28 Aug 2013

Des Farrell, senior technical officer-Sculpture, at the Limerick School of Art and Design (LSAD), with master's student Laura Roughneen

To mark the golden anniversary of the Young Scientist and Technology Exhibition, BT Ireland, which has been sponsoring the contest for the past 12 years, is inviting third-level students from around the island of Ireland to create a new trophy for the upcoming 2014 event that will take place in Dublin next January.

Irish painter Graham Knuttel will judge the designs.

There’s a catch, however. BT Ireland has teamed up with Institutes of Technology Ireland (IOTI) and and Northern Ireland regional colleges for the contest. This means only students from such colleges and institutes can submit trophy designs.

Next January will see students from across the island of Ireland converge in the Royal Dublin Society (RDS) in Dublin to show off their science and technology innovations to the public during the Young Scientist and Technology Exhibition, which will be 50 years in the running in 2014.

There is indeed a reason why BT has decided to revamp the trophy doled out to the annual winner(s) of the Young Scientist contest.
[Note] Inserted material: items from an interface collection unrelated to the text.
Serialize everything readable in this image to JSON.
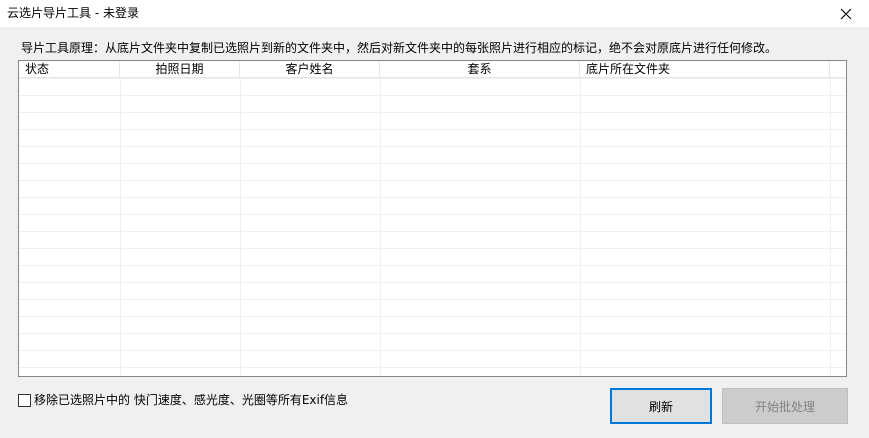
{
  "window": {
    "title": "云选片导片工具 - 未登录"
  },
  "intro_text": "导片工具原理：从底片文件夹中复制已选照片到新的文件夹中，然后对新文件夹中的每张照片进行相应的标记，绝不会对原底片进行任何修改。",
  "table": {
    "columns": [
      "状态",
      "拍照日期",
      "客户姓名",
      "套系",
      "底片所在文件夹"
    ],
    "rows": []
  },
  "options": {
    "strip_exif_label": "移除已选照片中的 快门速度、感光度、光圈等所有Exif信息",
    "strip_exif_checked": false
  },
  "buttons": {
    "refresh": "刷新",
    "start": "开始批处理",
    "start_enabled": false
  },
  "colors": {
    "accent": "#0078d7",
    "window_bg": "#f0f0f0",
    "disabled_button_bg": "#cccccc",
    "disabled_text": "#838383"
  },
  "icons": {
    "close": "close-icon"
  }
}
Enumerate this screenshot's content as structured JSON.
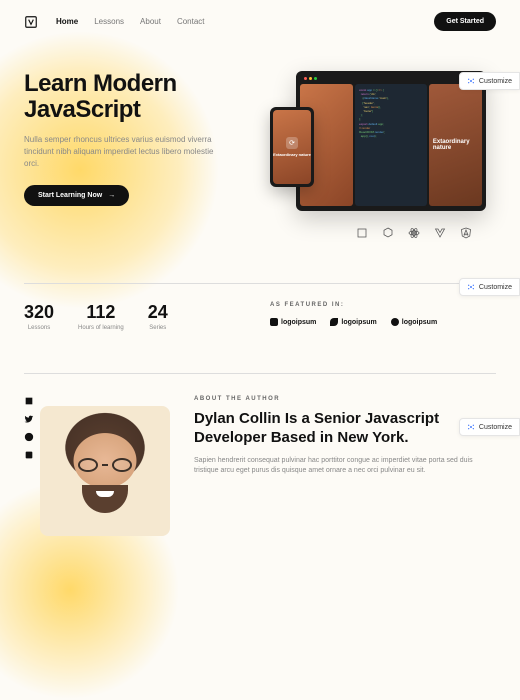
{
  "nav": {
    "items": [
      "Home",
      "Lessons",
      "About",
      "Contact"
    ],
    "active_index": 0,
    "cta": "Get Started"
  },
  "hero": {
    "title_l1": "Learn Modern",
    "title_l2": "JavaScript",
    "subtitle": "Nulla semper rhoncus ultrices varius euismod viverra tincidunt nibh aliquam imperdiet lectus libero molestie orci.",
    "cta": "Start Learning Now",
    "cta_arrow": "→",
    "screen_caption_right": "Extaordinary nature",
    "phone_caption": "Extaordinary nature",
    "traffic_colors": [
      "#ff5f56",
      "#ffbd2e",
      "#27c93f"
    ]
  },
  "tech_icons": [
    "js-icon",
    "node-icon",
    "react-icon",
    "vue-icon",
    "angular-icon"
  ],
  "stats": [
    {
      "num": "320",
      "label": "Lessons"
    },
    {
      "num": "112",
      "label": "Hours of learning"
    },
    {
      "num": "24",
      "label": "Series"
    }
  ],
  "featured": {
    "title": "AS FEATURED IN:",
    "logos": [
      "logoipsum",
      "logoipsum",
      "logoipsum"
    ]
  },
  "about": {
    "label": "ABOUT THE AUTHOR",
    "title": "Dylan Collin Is a Senior Javascript Developer Based in New York.",
    "text": "Sapien hendrerit consequat pulvinar hac porttitor congue ac imperdiet vitae porta sed duis tristique arcu eget purus dis quisque amet ornare a nec orci pulvinar eu sit."
  },
  "socials": [
    "medium-icon",
    "twitter-icon",
    "facebook-icon",
    "linkedin-icon"
  ],
  "customize_label": "Customize",
  "customize_positions": [
    72,
    278,
    418
  ]
}
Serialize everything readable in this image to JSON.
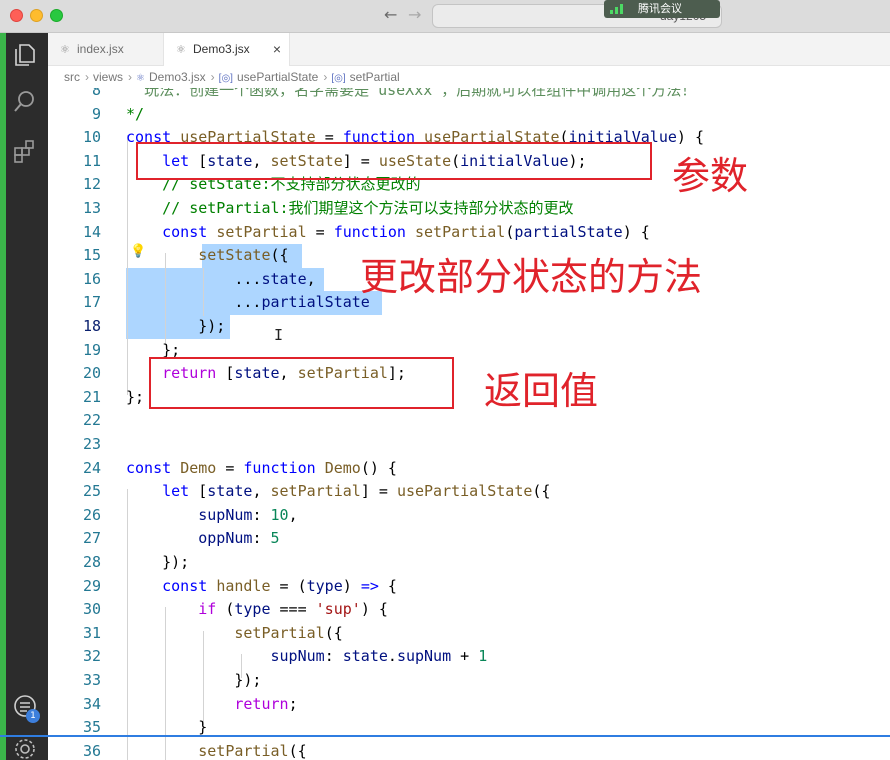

BT has committed to sponsoring the event up to 2016 in order to help students expose their STEM (science, technology, engineering and maths) prowess. Now, it seems the telecoms company also wants to reward students with artistic and creative talents, and have them play a role in the Young Scientist contest.

What’s in it for the designer?

The winner of the trophy design competition will win a commemorative trophy of their own and a MacBook laptop.

Meanwhile, their trophy design will be created and presented to the winners of the 2014 Young Scientist and Technology Exhibition, which will be open to the public from 9 to 11 January.

Fusing creativity with science and tech

Speaking today in relation to the trophy competition, Knuttel said he believes that the calibre of artistic talent and creativity in Ireland is “undoubtedly” among the best in the world.

“This design competition is a fantastic opportunity for budding artists to see their creative ideas taken from conception through to masterpiece,” he said, adding that he would encourage eligible students to get involved.

He also said he is an avid follower of the Young Scientist competition each year, and watches the winning student(s) being presented with their trophy on RTÉ News.

Knuttel said it’s an important annual event for Irish science and creativity.

BT will be accepting trophy design applications from eligible third-level students once the academic calendar year comes into full swing in September.

35 days to go!

On another note, primary and second-level students have until 2 October to get their proposed entries in to BT in order to be in with a chance of being part of the 2014 exhibition itself.

Carmel Doyle was a long-time reporter with Silicon Republic